═════ RECORD EXTRACTS
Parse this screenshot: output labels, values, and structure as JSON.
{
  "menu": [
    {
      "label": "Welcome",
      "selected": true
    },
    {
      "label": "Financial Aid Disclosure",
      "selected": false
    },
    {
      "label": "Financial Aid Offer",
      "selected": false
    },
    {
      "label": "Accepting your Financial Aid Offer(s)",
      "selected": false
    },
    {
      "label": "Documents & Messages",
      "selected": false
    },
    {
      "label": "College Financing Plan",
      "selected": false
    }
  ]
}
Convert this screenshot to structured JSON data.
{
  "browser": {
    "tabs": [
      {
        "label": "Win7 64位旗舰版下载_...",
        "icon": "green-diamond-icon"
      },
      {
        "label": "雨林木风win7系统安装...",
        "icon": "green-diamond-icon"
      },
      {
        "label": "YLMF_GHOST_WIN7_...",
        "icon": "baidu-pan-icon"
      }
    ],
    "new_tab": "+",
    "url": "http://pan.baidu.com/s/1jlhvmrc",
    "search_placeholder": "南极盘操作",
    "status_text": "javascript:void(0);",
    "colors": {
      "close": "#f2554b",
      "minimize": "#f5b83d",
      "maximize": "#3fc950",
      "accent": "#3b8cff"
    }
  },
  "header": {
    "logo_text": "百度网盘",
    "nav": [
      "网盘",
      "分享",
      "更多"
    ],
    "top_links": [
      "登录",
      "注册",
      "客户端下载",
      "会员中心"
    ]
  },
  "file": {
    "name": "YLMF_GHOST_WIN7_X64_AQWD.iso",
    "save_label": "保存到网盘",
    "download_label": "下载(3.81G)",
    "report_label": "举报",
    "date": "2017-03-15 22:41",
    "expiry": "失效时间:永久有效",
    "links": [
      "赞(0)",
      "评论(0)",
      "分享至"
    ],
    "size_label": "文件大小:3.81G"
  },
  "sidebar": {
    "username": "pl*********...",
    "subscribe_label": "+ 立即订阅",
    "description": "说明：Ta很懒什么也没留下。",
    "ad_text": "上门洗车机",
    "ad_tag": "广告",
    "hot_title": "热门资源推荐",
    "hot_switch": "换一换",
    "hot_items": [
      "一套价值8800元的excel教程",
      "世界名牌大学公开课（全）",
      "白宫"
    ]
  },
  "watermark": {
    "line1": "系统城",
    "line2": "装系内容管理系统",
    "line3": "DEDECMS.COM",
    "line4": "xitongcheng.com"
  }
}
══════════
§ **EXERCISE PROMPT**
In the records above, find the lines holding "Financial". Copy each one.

§ **WRITTEN SOLUTION**
      "label": "Financial Aid Disclosure",
      "label": "Financial Aid Offer",
      "label": "Accepting your Financial Aid Offer(s)",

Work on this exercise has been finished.